Campus-Only Access for Five (5) Years

Document Type


Degree Name

Doctor of Philosophy (PhD)

Degree Program

School Psychology

Year Degree Awarded


Month Degree Awarded


First Advisor

Sarah Fefer

Second Advisor

Sara Whitcomb

Third Advisor

Christina Metevier

Subject Categories

Community-Based Research | Other Social and Behavioral Sciences | School Psychology

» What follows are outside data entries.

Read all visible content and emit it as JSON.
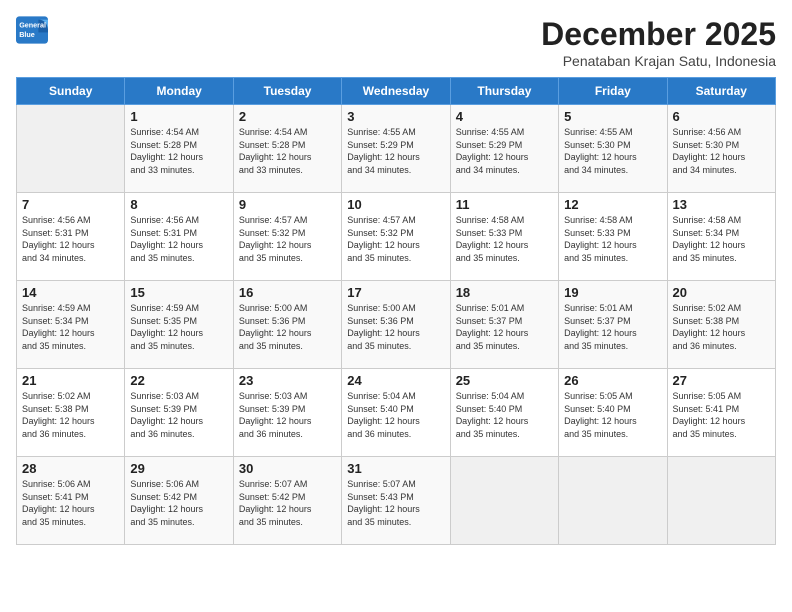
{
  "header": {
    "logo_line1": "General",
    "logo_line2": "Blue",
    "month_title": "December 2025",
    "subtitle": "Penataban Krajan Satu, Indonesia"
  },
  "days_of_week": [
    "Sunday",
    "Monday",
    "Tuesday",
    "Wednesday",
    "Thursday",
    "Friday",
    "Saturday"
  ],
  "weeks": [
    [
      {
        "day": "",
        "info": ""
      },
      {
        "day": "1",
        "info": "Sunrise: 4:54 AM\nSunset: 5:28 PM\nDaylight: 12 hours\nand 33 minutes."
      },
      {
        "day": "2",
        "info": "Sunrise: 4:54 AM\nSunset: 5:28 PM\nDaylight: 12 hours\nand 33 minutes."
      },
      {
        "day": "3",
        "info": "Sunrise: 4:55 AM\nSunset: 5:29 PM\nDaylight: 12 hours\nand 34 minutes."
      },
      {
        "day": "4",
        "info": "Sunrise: 4:55 AM\nSunset: 5:29 PM\nDaylight: 12 hours\nand 34 minutes."
      },
      {
        "day": "5",
        "info": "Sunrise: 4:55 AM\nSunset: 5:30 PM\nDaylight: 12 hours\nand 34 minutes."
      },
      {
        "day": "6",
        "info": "Sunrise: 4:56 AM\nSunset: 5:30 PM\nDaylight: 12 hours\nand 34 minutes."
      }
    ],
    [
      {
        "day": "7",
        "info": "Sunrise: 4:56 AM\nSunset: 5:31 PM\nDaylight: 12 hours\nand 34 minutes."
      },
      {
        "day": "8",
        "info": "Sunrise: 4:56 AM\nSunset: 5:31 PM\nDaylight: 12 hours\nand 35 minutes."
      },
      {
        "day": "9",
        "info": "Sunrise: 4:57 AM\nSunset: 5:32 PM\nDaylight: 12 hours\nand 35 minutes."
      },
      {
        "day": "10",
        "info": "Sunrise: 4:57 AM\nSunset: 5:32 PM\nDaylight: 12 hours\nand 35 minutes."
      },
      {
        "day": "11",
        "info": "Sunrise: 4:58 AM\nSunset: 5:33 PM\nDaylight: 12 hours\nand 35 minutes."
      },
      {
        "day": "12",
        "info": "Sunrise: 4:58 AM\nSunset: 5:33 PM\nDaylight: 12 hours\nand 35 minutes."
      },
      {
        "day": "13",
        "info": "Sunrise: 4:58 AM\nSunset: 5:34 PM\nDaylight: 12 hours\nand 35 minutes."
      }
    ],
    [
      {
        "day": "14",
        "info": "Sunrise: 4:59 AM\nSunset: 5:34 PM\nDaylight: 12 hours\nand 35 minutes."
      },
      {
        "day": "15",
        "info": "Sunrise: 4:59 AM\nSunset: 5:35 PM\nDaylight: 12 hours\nand 35 minutes."
      },
      {
        "day": "16",
        "info": "Sunrise: 5:00 AM\nSunset: 5:36 PM\nDaylight: 12 hours\nand 35 minutes."
      },
      {
        "day": "17",
        "info": "Sunrise: 5:00 AM\nSunset: 5:36 PM\nDaylight: 12 hours\nand 35 minutes."
      },
      {
        "day": "18",
        "info": "Sunrise: 5:01 AM\nSunset: 5:37 PM\nDaylight: 12 hours\nand 35 minutes."
      },
      {
        "day": "19",
        "info": "Sunrise: 5:01 AM\nSunset: 5:37 PM\nDaylight: 12 hours\nand 35 minutes."
      },
      {
        "day": "20",
        "info": "Sunrise: 5:02 AM\nSunset: 5:38 PM\nDaylight: 12 hours\nand 36 minutes."
      }
    ],
    [
      {
        "day": "21",
        "info": "Sunrise: 5:02 AM\nSunset: 5:38 PM\nDaylight: 12 hours\nand 36 minutes."
      },
      {
        "day": "22",
        "info": "Sunrise: 5:03 AM\nSunset: 5:39 PM\nDaylight: 12 hours\nand 36 minutes."
      },
      {
        "day": "23",
        "info": "Sunrise: 5:03 AM\nSunset: 5:39 PM\nDaylight: 12 hours\nand 36 minutes."
      },
      {
        "day": "24",
        "info": "Sunrise: 5:04 AM\nSunset: 5:40 PM\nDaylight: 12 hours\nand 36 minutes."
      },
      {
        "day": "25",
        "info": "Sunrise: 5:04 AM\nSunset: 5:40 PM\nDaylight: 12 hours\nand 35 minutes."
      },
      {
        "day": "26",
        "info": "Sunrise: 5:05 AM\nSunset: 5:40 PM\nDaylight: 12 hours\nand 35 minutes."
      },
      {
        "day": "27",
        "info": "Sunrise: 5:05 AM\nSunset: 5:41 PM\nDaylight: 12 hours\nand 35 minutes."
      }
    ],
    [
      {
        "day": "28",
        "info": "Sunrise: 5:06 AM\nSunset: 5:41 PM\nDaylight: 12 hours\nand 35 minutes."
      },
      {
        "day": "29",
        "info": "Sunrise: 5:06 AM\nSunset: 5:42 PM\nDaylight: 12 hours\nand 35 minutes."
      },
      {
        "day": "30",
        "info": "Sunrise: 5:07 AM\nSunset: 5:42 PM\nDaylight: 12 hours\nand 35 minutes."
      },
      {
        "day": "31",
        "info": "Sunrise: 5:07 AM\nSunset: 5:43 PM\nDaylight: 12 hours\nand 35 minutes."
      },
      {
        "day": "",
        "info": ""
      },
      {
        "day": "",
        "info": ""
      },
      {
        "day": "",
        "info": ""
      }
    ]
  ]
}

The study was designed to improve out-of-school-time program staff members’ (N= 5) competencies in utilizing active supervision and other behavior management strategies highlighted in the Positive Behavior Out of School Time (Positive BOOST) training. The Positive BOOST intervention included individual training and consultation sessions incorporating performance feedback. The goal of this study was to determine if this training demonstrated a functional relation with participants’ implementation of active supervision, and if the change in staff behavior was demonstrated to influence student disruptive behavior. The multiple baseline single case experimental study evaluated changes in out-of-school-time program (OOSTP) staff members’ implementation of active supervision and student disruptive behavior using direct observation. Results suggest that all five participants showed an immediate increase in their observed level of active supervision following the introduction of the consultation services, although this change was small in some cases. Across participants, observations of student disruptive behavior did not change from baseline to the intervention phase. Staff self-ratings suggested positive changes in three participants’ understanding and awareness of their use of the behavior management strategies. Social validity data were positive regarding working with the consultant and the consultant’s understanding and support of managing student behavior, and suggested that specific behavioral strategies (i.e., precorrections, corrections vs. reinforcements, behavior specific feedback, references to behavior expectations) were more meaningful for staff than the broader concept of active supervision. Implications and future directions about training and consultation with staff in out-of-school-time programs are also discussed.